In 1953, a group of men in Zeta Kappa chapter, Alpha Phi Omega, a National Service Fraternity, decided they were in need of another organization to help them with service projects on campus and in the city of Bowling Green, Ohio. These men met with the deans of the various departments of the University to decide whether or not another sevice fraternity would be advisable for Bowling Green State University. Then, an inquiry was made to see if any interest existed on campus. Many women attended this inquiry. Realizing the need for more varied projects, plans were made to reorganize a women's service sorority.
Since the objectives of the two organizations were to be the same - Friendship, Leadership, and Service - a similar name was chosen: Omega Phi Alpha. Membersip was open to University women who had been Girl Scouts or Camp Fire Girls (This ruling changes in 1958).

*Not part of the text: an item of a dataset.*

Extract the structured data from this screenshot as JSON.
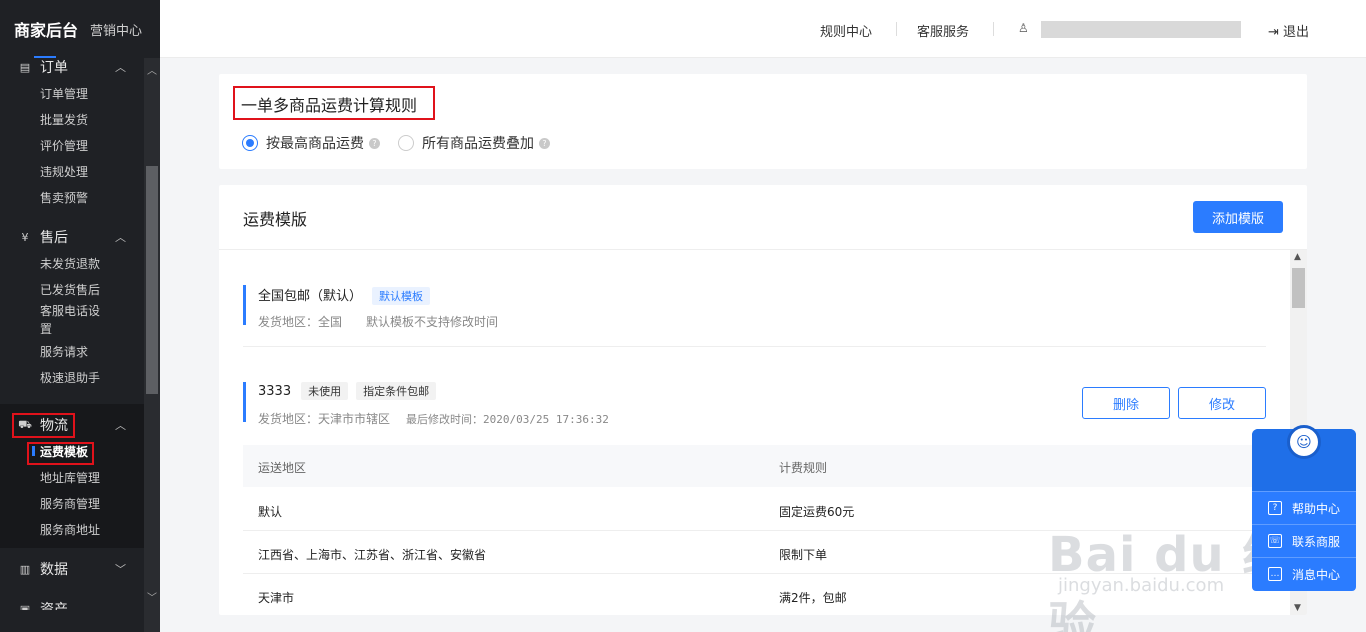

At first, many people were interested in the sorority and what it was doing. In 1958, Eastern Michigan University in Ypsilanti wrote to Bowling Green State University and obtained information on how to form their own Omega Phi Alpha Chapter. The material was sent to Michigan, and the group held their first meeting on April 22, 1958. The women of Eastern Michigan's new OPhiA chapter conducted several service and fundraising activities. They took their first pledge class the following fall. Communication began between the two groups about the possibility of becoming a national organization, but the formation of a national sorority did not materialize.
In late 1962, a group of women at the Univeristy of Bridgeport in Connecticut communicated with the group in Ypsilanti about becoming an Omega Phi Alpha Chapter. The Bridgeport and Ypsilanti groups continued communication, with the women in Ypsilanti acting as "big sisters" to the women in Bridgeport for an induction ceremony. The new group was designated Betal Chapter, Omega Phi Alpha. The Ypsilanti group called itself Alpha Chapter, Omega Phi Alpha.
At Bowling Green, a lack of common ground in the requested projects and background of the members led to a great decline in the chapter. But in September 1964, Maureen Weldon, Joan DeMuth, and others decided there was still a need for Omega Phi Alpha on the campus of BGSU. They met with Dr. J.E. Timm, the original advisor, to see what could be done to reorganize. In order to obtain active membership, they decided to pledge any interested women in good standing with the University.The response was tremendous. The fall 1964 pledge class had 105 women. Sixty seven gained active status. Officers from the prior group remained in office to give the new members an opportunity to become aquainted with the organization.
In the spring of 1966, BGSU's dean of women, Fayette Paulsen, notified the chapter that a letter was received from the Omega Phi Alpha chapter in Ypsilanti. The letter stated that the Michigan chapter had combined with the chapter in Connecticut and were now a national sorority. They wanted Bowling Green to affiliate with them. Bowling Green's chapter president, Pam Gabalac, immediately contacted Dr. Decker, the chapter's legal advisor. It was discovered that the chapters in Ypsilanti and Bridgeport were not legally registered as a national sorority. As a result, Omega Phi Alpha in Bowling Green registered their petition first. Bowling Green asked the two other chapters to affiliate.
Thirteen months of hard work and organization began. Through correspondence, a national organizing convention was scheduled to be held in Bowling Green in June, 1967. At the convention, the three groups discussed ideas and compromises that led to the formations of Omega Phi Alpha National Service Sorority. It was decided that the group at Bowling Green would become the Alpha chapter. It had been in existence the greatest number of years and had filed the proper papers first to register the Omega Phi Alpha name nationally. Bridgeport retained the name of Beta chapter and Ypsilanti became Gamma chapter. The consolidation of the three groups was finalized on June 15, 1967, and the dream of many years became a reality.
Alpha, Beta, and Gamma chapters continued for several years as a national sorority until women at Texas A&M University formed the Delta chapter in 1971. A concerted expansion effort was made and since 1973, and several chapters have been added.
(The original history of Omega Phi Alpha was compiled by Sharon Carnes, Becky Duchro, Suzanne Fehlner, Mary Gossman, Mary Ann McKeever, Janet Tolhurts, Sharon Woolf, Pam Gabalac Westman, and Jan Luallen. The history was revised in 1978 by Melissa McDonald Combs, with help from Karen Knoppow. It was updated again in 1989 by Bonnie Sue Edmund and in 1989-90 by the National Executive Board.)